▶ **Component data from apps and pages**
┌────────

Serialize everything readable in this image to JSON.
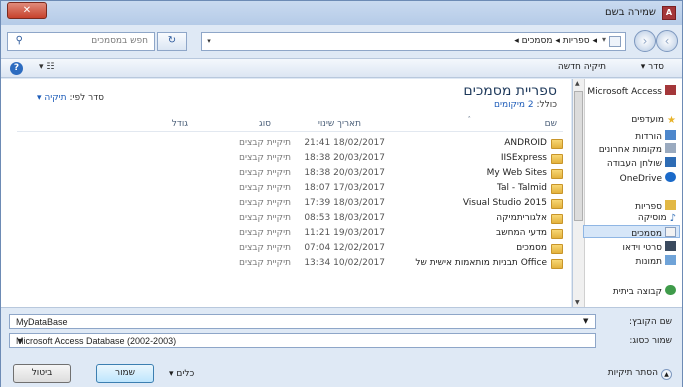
{
  "window": {
    "title": "שמירה בשם",
    "app_icon": "A",
    "close": "✕"
  },
  "address": {
    "breadcrumb": "◂ ספריות ◂ מסמכים ◂",
    "search_placeholder": "חפש במסמכים",
    "back_icon": "back-arrow-icon",
    "forward_icon": "forward-arrow-icon"
  },
  "toolbar": {
    "organize": "סדר ▾",
    "new_folder": "תיקיה חדשה",
    "views": "☷ ▾",
    "help": "?"
  },
  "nav": {
    "items": [
      {
        "label": "Microsoft Access",
        "icon": "access-icon"
      },
      {
        "label": "מועדפים",
        "icon": "star-icon"
      },
      {
        "label": "הורדות",
        "icon": "download-folder-icon"
      },
      {
        "label": "מקומות אחרונים",
        "icon": "recent-places-icon"
      },
      {
        "label": "שולחן העבודה",
        "icon": "desktop-icon"
      },
      {
        "label": "OneDrive",
        "icon": "cloud-icon"
      },
      {
        "label": "ספריות",
        "icon": "libraries-icon"
      },
      {
        "label": "מוסיקה",
        "icon": "music-icon"
      },
      {
        "label": "מסמכים",
        "icon": "documents-icon"
      },
      {
        "label": "סרטי וידאו",
        "icon": "video-icon"
      },
      {
        "label": "תמונות",
        "icon": "pictures-icon"
      },
      {
        "label": "קבוצה ביתית",
        "icon": "homegroup-icon"
      }
    ]
  },
  "library": {
    "title": "ספריית מסמכים",
    "includes_prefix": "כולל:",
    "includes_link": "2 מיקומים",
    "arrange_prefix": "סדר לפי:",
    "arrange_value": "תיקיה ▾"
  },
  "columns": {
    "name": "שם",
    "date": "תאריך שינוי",
    "type": "סוג",
    "size": "גודל"
  },
  "files": [
    {
      "name": "ANDROID",
      "date": "18/02/2017 21:41",
      "type": "תיקיית קבצים"
    },
    {
      "name": "IISExpress",
      "date": "20/03/2017 18:38",
      "type": "תיקיית קבצים"
    },
    {
      "name": "My Web Sites",
      "date": "20/03/2017 18:38",
      "type": "תיקיית קבצים"
    },
    {
      "name": "Tal - Talmid",
      "date": "17/03/2017 18:07",
      "type": "תיקיית קבצים"
    },
    {
      "name": "Visual Studio 2015",
      "date": "18/03/2017 17:39",
      "type": "תיקיית קבצים"
    },
    {
      "name": "אלגוריתמיקה",
      "date": "18/03/2017 08:53",
      "type": "תיקיית קבצים"
    },
    {
      "name": "מדעי המחשב",
      "date": "19/03/2017 11:21",
      "type": "תיקיית קבצים"
    },
    {
      "name": "מסמכים",
      "date": "12/02/2017 07:04",
      "type": "תיקיית קבצים"
    },
    {
      "name": "Office תבניות מותאמות אישית של",
      "date": "10/02/2017 13:34",
      "type": "תיקיית קבצים"
    }
  ],
  "form": {
    "file_name_label": "שם הקובץ:",
    "file_name_value": "MyDataBase",
    "save_type_label": "שמור כסוג:",
    "save_type_value": "Microsoft Access Database (2002-2003)",
    "hide_folders": "הסתר תיקיות",
    "tools": "כלים",
    "save": "שמור",
    "cancel": "ביטול"
  }
}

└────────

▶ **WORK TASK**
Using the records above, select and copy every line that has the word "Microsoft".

▶ **RESPONSE FOR THIS EXERCISE**
        "label": "Microsoft Access",
    "save_type_value": "Microsoft Access Database (2002-2003)",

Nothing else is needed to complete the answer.